Or worse: Absent Israel’s military presence in the West Bank, what would prevent those waging a genocidal jihad in Syria from infiltrating and soon slitting throats and dumping bodies into mass graves? The security assistance Israel quietly provides the Palestinian Authority (and Jordan as well) is essential. Does Mr. Obama have an alternative in mind? UN peacekeepers, perhaps?
Speaking of which: The raw bigotry and unmitigated hostility of the UN and its agencies toward Israel makes that institution incapable of facilitating a successful peace process. If Mr. Obama hadn’t realised that in the past, it should have dawned on him in mid-October when the executive board of UNESCO, the UN Educational, Scientific and Cultural Organisation, passed a resolution designating the most important religious sites in Jerusalem as holy to Muslims only – denying their older Jewish (and, by implication, Christian) connections. Russia and China, both members of the UN Security Council, voted for the resolution.
A letter signed by 39 US legislators, Republicans and Democrats, denounced the resolution as further evidence of the UN’s “obsessive hostility towards Israel.” UNESCO’s own Director General, Irina Bokova, criticised the vote, saying: “Jerusalem is the sacred city of the three monotheistic religions – Judaism, Christianity and Islam. To deny, conceal or erase any of the Jewish, Christian or Muslim traditions undermines the integrity of the site.” The State Department registered “deep concern.”

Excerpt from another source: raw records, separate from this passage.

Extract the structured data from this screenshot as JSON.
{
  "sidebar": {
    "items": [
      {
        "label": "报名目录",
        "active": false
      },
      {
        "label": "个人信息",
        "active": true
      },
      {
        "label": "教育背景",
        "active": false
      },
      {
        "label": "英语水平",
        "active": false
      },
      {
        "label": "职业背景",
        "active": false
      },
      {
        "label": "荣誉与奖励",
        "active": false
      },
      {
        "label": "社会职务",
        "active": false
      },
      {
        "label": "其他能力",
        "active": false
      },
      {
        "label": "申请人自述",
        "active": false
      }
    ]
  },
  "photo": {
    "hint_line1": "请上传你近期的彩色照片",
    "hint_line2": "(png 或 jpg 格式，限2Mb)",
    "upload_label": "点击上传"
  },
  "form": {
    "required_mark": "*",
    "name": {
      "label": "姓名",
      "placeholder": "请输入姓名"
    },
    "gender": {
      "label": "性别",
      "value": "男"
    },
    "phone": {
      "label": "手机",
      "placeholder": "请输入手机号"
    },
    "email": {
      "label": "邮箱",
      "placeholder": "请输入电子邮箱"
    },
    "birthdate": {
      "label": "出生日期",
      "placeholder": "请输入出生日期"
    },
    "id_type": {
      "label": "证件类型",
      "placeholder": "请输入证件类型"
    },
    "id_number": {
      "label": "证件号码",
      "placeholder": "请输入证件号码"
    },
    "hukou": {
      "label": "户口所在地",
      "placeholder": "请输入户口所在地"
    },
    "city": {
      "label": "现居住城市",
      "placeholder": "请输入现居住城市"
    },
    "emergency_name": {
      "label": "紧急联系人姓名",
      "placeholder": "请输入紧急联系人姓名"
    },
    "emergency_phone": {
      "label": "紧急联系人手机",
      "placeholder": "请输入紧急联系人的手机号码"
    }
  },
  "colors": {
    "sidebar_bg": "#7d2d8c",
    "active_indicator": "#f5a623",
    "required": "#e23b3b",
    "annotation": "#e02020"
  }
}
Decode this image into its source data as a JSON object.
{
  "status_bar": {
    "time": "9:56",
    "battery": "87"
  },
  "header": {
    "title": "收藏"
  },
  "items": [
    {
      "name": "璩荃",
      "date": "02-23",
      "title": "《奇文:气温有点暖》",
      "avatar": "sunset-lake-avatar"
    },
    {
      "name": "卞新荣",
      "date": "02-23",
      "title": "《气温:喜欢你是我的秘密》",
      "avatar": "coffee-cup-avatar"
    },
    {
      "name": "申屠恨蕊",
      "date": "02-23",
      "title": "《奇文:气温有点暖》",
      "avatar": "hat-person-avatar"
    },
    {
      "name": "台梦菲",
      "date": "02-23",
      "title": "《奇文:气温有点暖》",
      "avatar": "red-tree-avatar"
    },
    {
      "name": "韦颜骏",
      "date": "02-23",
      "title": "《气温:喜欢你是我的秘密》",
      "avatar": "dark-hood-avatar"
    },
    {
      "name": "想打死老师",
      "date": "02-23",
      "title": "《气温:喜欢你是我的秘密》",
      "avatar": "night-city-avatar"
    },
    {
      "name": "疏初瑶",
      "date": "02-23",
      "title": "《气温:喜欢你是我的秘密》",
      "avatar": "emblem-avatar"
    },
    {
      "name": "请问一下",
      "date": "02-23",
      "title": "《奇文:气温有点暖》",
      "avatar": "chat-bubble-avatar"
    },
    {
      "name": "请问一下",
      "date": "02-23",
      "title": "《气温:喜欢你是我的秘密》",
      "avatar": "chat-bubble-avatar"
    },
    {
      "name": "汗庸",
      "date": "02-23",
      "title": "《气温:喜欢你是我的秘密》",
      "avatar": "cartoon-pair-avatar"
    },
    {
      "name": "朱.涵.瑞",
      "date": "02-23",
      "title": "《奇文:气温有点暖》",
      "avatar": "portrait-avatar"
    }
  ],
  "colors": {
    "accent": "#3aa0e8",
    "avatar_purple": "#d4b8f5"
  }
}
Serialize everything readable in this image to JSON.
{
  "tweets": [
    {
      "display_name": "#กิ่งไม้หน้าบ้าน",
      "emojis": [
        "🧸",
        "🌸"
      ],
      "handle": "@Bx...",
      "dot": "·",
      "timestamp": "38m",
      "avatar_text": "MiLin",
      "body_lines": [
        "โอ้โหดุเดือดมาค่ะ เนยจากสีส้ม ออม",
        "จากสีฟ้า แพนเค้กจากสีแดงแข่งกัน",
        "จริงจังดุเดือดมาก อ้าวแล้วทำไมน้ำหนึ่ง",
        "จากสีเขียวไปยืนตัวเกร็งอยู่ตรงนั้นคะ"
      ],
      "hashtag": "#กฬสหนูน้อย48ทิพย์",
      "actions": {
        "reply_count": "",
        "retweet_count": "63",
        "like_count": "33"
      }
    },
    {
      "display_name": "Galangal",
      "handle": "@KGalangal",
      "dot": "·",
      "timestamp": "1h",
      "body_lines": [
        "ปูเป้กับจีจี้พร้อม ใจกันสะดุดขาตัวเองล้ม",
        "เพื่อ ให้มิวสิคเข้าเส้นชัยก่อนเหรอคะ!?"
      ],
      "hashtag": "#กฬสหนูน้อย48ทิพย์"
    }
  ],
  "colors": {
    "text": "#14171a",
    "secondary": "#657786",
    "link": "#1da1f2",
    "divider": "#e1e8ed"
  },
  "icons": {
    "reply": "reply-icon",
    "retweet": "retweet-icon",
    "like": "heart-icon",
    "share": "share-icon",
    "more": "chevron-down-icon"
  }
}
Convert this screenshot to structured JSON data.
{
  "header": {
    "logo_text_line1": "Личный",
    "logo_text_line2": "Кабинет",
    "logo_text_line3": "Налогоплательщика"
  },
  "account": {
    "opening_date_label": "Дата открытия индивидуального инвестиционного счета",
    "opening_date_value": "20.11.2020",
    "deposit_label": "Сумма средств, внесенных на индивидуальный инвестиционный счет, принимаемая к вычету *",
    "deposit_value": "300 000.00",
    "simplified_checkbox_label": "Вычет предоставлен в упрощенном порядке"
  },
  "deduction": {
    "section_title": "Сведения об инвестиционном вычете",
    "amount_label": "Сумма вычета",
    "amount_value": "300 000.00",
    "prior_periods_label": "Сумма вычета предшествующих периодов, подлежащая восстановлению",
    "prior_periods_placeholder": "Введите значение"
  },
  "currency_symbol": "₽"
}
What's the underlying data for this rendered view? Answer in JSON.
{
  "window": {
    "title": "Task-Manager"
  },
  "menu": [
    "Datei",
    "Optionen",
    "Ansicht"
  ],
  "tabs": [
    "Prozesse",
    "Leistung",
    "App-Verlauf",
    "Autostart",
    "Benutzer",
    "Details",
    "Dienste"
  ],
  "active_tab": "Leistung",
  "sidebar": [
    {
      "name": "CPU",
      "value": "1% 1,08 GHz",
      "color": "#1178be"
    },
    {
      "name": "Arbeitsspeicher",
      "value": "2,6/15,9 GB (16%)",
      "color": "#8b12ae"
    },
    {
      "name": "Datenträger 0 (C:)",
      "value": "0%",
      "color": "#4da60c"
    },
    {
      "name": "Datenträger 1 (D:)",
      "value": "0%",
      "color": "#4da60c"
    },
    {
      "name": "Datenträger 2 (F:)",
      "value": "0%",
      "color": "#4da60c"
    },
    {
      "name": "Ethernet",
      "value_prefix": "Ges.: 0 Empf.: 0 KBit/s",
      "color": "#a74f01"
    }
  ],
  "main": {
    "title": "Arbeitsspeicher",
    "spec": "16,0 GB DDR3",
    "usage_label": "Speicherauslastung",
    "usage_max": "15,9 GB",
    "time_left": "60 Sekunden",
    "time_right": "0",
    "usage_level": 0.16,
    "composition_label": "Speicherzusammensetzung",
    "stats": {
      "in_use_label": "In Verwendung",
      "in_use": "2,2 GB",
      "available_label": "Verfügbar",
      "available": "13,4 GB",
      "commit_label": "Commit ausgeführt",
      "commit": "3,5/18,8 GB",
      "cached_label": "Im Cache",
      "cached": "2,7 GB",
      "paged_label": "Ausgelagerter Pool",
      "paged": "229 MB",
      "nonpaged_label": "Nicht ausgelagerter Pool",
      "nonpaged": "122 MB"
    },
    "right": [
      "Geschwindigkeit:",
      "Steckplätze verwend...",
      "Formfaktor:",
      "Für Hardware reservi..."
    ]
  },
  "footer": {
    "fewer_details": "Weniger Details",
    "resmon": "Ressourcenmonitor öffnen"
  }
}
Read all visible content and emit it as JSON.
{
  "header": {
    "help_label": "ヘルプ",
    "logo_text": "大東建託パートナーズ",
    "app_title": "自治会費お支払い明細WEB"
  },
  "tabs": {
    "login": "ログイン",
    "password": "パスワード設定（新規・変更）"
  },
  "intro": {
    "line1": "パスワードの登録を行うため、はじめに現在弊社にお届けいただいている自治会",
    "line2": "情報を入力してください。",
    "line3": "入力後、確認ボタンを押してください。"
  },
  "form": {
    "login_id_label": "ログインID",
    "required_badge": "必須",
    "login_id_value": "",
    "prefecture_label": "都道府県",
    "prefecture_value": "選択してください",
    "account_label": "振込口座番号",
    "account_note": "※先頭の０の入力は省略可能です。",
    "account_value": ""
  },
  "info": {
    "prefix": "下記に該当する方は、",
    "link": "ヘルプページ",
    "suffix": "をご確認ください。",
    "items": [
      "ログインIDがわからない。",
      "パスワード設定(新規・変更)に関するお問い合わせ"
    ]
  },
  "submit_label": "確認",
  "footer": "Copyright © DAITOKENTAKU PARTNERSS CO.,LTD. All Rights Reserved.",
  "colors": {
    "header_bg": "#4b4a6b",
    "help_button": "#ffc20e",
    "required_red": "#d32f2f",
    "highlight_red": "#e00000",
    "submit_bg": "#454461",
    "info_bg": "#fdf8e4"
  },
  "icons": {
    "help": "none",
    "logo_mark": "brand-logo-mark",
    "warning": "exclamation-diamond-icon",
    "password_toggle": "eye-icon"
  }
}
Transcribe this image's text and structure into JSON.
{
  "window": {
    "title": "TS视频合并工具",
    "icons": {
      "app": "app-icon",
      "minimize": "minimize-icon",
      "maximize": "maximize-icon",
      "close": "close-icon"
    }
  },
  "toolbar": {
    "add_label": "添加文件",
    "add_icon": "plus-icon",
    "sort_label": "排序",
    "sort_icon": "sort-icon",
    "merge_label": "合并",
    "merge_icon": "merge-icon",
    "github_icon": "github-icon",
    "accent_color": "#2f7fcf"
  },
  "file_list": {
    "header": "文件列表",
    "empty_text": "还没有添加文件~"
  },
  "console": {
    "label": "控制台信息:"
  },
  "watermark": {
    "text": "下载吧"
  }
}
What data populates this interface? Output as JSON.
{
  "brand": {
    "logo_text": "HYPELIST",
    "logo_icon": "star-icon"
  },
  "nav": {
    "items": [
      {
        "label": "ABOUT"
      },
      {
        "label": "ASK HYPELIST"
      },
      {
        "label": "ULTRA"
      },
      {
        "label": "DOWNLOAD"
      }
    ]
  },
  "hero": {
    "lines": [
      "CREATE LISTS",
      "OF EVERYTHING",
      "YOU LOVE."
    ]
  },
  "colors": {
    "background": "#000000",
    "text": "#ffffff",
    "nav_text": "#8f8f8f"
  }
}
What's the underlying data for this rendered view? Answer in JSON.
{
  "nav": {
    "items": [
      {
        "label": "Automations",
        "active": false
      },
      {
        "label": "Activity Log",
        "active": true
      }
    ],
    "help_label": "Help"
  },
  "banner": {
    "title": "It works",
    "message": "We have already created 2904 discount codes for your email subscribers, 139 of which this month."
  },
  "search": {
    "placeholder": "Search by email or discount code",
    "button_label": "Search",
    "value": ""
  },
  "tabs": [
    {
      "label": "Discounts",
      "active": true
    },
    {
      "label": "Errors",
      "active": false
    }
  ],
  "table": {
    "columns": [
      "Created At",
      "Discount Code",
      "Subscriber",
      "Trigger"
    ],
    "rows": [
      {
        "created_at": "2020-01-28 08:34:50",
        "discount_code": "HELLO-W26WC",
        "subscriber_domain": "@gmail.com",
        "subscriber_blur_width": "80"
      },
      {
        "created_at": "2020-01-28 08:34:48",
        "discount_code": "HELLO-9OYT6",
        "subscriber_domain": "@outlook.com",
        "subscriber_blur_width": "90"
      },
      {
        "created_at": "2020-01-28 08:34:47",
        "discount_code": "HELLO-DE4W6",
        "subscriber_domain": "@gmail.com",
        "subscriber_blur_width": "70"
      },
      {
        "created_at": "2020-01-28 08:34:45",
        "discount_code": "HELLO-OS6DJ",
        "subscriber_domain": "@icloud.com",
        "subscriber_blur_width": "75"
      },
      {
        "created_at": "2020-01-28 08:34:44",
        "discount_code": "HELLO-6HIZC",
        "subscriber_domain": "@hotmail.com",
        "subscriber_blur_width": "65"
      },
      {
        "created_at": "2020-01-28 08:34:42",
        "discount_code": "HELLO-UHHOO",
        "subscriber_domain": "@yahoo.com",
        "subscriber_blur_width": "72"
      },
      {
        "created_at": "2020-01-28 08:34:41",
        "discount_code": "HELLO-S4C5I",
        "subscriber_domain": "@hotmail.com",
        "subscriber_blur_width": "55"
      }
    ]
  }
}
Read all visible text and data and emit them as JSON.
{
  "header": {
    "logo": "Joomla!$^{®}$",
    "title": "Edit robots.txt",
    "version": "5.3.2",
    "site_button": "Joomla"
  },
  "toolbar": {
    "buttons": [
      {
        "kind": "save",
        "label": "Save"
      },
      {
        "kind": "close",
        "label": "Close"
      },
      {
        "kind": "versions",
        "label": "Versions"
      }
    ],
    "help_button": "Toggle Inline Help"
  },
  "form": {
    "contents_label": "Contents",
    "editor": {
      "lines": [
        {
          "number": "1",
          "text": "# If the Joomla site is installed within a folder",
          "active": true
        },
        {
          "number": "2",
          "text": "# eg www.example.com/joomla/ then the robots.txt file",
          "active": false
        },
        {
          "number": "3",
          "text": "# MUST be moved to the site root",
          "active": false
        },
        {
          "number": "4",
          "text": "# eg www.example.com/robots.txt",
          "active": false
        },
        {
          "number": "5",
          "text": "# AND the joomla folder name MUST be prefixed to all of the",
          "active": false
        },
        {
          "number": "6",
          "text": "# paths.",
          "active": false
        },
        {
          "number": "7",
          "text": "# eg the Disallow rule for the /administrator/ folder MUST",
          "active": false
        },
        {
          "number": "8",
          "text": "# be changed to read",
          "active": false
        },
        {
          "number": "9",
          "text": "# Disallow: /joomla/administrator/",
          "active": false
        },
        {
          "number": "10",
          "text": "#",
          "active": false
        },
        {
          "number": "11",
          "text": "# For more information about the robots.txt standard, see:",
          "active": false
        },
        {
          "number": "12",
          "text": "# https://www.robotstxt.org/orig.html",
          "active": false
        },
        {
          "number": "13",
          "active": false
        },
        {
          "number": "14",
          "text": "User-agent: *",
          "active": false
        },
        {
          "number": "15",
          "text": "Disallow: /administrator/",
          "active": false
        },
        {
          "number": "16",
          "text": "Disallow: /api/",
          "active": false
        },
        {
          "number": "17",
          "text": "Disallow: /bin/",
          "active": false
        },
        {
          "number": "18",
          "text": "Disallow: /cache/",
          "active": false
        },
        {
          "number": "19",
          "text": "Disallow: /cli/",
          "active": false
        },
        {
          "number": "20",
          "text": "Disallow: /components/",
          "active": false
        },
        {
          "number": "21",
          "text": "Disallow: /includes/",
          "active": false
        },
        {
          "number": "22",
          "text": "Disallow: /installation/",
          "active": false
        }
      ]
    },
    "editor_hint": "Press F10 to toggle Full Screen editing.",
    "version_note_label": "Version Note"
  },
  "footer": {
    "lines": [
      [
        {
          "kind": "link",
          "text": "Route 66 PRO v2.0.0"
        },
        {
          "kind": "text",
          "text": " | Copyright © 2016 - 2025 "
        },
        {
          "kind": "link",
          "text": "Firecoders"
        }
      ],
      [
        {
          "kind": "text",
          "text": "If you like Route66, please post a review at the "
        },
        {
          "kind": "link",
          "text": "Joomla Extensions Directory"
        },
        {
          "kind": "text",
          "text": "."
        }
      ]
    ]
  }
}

If Donald Trump should be elected president, Mr. Obama will do what he can to limit his policy choices on a range of issues. I get that. But if Hillary Clinton is the next occupant of the White House, he’ll be doing his former Secretary of State an enormous disservice by tying her hands.
What’s more, the perception will be widespread that she agrees with Mr. Obama’s approach – or lacks the strength to dissuade him. Israelis will see her not as they saw Bill Clinton – an honest broker – but as the third term of a President who has helped make the Middle East a bloodier place and is all too eager to put their lives on the line in pursuit of the commodity he now seems to prize most: a legacy.
Clifford D. May is President of the Foundation for Defence of Democracies. Reprinted from Israel Hayom. © Foundation for Defence of Democracies, reprinted by permission, all rights reserved.